PBMs serve as middlemen between drug manufacturers, pharmacies, health plan sponsors, and consumers. PBMs do everything from negotiating the prices health plan sponsors pay for drugs to setting the prices pharmacies are reimbursed for dispensing drugs. They also decide which specific drugs are eligible for reimbursement.
Some examples of PBMs are Express Scripts, Medco and CVS Caremark. Express Scripts and Medco, two of the nation’s largest PBMs, are seeking to merge and form the nation’s largest PBM. If this merger goes forward, the combined company will administer 1.14 billion prescriptions annually, and would handle 41% of all prescriptions administered by PBMs. The merged PBM would be nearly two times larger than its nearest competitor.
Express Scripts and Medco argue that this merger will benefit health plan sponsors, and ultimately consumers. They claim that the combined company’s scale will give it substantial buying power to drive down drug prices.
Some consumer advocates and competition experts fear this merger will diminish competition and cause drug prices to increase even more. They question whether the projected savings that the PBMs claim will be passed along to health plan sponsors and ultimately consumers. Community pharmacists - in small pharmacies and large chain drug stores alike - raise important concerns about whether they will be able to compete after the merger and continue to provide in person services and consultations that many people have come to rely on.
As Chairman of the Senate Judiciary Antitrust Subcommittee, I convened a hearing today to examine the effects of this merger on individuals and prescription drug prices. We heard from many witnesses, including two that represent Wisconsin businesses, and gained much insight into this proposed merger.

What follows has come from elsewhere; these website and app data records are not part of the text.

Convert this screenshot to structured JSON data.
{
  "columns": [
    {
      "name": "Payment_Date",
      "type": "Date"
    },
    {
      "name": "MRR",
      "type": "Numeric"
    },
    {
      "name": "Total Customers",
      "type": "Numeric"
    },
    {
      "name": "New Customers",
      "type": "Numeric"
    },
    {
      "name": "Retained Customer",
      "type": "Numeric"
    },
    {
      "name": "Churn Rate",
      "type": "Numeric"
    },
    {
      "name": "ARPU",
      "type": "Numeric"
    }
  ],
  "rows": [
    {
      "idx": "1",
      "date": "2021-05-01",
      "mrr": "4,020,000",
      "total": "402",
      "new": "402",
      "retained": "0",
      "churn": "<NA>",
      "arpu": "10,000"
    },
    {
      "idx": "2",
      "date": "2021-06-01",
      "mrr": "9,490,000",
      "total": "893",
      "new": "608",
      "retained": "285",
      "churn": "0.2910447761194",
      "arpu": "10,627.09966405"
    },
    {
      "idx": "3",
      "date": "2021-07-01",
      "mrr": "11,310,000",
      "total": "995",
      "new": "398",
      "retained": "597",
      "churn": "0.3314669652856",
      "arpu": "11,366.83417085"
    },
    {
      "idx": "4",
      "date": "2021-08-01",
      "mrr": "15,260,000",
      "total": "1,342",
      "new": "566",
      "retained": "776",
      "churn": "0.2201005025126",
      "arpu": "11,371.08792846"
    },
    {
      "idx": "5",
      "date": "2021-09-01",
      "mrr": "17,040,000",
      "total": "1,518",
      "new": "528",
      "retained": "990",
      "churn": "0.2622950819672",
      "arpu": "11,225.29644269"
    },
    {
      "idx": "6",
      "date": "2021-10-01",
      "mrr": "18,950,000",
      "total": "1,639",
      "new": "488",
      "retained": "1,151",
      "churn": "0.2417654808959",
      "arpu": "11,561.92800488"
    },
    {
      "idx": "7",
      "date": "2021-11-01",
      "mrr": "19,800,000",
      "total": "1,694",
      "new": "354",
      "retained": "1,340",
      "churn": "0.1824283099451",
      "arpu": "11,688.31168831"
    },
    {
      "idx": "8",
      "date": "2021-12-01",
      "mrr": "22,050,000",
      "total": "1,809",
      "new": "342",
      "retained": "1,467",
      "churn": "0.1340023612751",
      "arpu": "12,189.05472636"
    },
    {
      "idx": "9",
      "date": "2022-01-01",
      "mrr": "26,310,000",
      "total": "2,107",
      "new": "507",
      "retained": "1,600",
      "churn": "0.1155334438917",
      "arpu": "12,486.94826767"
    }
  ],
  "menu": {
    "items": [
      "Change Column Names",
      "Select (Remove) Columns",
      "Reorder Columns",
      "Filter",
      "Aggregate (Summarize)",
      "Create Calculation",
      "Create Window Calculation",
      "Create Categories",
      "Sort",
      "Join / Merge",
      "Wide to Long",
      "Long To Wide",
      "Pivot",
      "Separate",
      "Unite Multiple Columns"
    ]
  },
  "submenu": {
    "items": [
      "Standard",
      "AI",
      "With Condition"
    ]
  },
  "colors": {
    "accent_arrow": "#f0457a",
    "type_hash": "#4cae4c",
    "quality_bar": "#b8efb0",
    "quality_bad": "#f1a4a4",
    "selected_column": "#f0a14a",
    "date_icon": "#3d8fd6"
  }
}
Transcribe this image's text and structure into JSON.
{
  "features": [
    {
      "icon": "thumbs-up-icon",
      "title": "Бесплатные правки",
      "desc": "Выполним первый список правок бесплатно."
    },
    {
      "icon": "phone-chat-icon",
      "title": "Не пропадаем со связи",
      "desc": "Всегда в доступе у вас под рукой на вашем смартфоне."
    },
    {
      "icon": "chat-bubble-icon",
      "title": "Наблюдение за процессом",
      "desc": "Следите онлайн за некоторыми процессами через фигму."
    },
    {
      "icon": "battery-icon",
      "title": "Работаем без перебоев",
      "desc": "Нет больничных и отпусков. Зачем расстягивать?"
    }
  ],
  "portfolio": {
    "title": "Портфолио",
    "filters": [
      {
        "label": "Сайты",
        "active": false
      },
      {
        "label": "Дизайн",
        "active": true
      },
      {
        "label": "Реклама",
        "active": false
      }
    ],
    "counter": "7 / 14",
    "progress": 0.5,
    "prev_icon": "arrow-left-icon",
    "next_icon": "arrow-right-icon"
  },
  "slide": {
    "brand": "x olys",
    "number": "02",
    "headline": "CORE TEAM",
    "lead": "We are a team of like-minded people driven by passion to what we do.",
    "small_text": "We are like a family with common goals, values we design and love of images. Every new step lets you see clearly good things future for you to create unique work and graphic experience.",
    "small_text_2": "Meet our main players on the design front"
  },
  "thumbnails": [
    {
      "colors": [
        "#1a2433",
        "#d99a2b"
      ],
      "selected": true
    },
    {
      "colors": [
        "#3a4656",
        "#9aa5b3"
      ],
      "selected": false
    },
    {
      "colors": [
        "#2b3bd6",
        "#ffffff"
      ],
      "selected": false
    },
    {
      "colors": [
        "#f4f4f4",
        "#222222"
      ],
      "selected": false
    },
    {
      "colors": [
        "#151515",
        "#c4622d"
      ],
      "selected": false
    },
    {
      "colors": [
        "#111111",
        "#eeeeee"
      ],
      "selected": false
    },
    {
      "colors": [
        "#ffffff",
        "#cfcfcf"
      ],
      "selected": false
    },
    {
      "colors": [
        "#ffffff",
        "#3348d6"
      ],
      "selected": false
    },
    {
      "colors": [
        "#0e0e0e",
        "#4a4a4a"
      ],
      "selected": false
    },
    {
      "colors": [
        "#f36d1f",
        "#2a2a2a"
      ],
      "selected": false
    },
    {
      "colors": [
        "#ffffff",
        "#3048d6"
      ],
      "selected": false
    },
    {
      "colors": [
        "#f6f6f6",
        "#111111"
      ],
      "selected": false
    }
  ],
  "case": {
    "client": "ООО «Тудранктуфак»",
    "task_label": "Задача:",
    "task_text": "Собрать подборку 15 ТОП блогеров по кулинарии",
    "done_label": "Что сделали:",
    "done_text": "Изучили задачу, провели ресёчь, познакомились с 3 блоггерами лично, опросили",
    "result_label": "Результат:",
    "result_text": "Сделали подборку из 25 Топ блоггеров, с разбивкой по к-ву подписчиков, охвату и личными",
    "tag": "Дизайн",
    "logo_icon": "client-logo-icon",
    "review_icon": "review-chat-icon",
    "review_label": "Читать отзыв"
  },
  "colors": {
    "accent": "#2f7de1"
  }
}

I will continue working to make sure the potential merger will not hurt consumers so that you are able to receive prescription drugs at a reasonable price ensuring that you and your family are able to afford the care you deserve.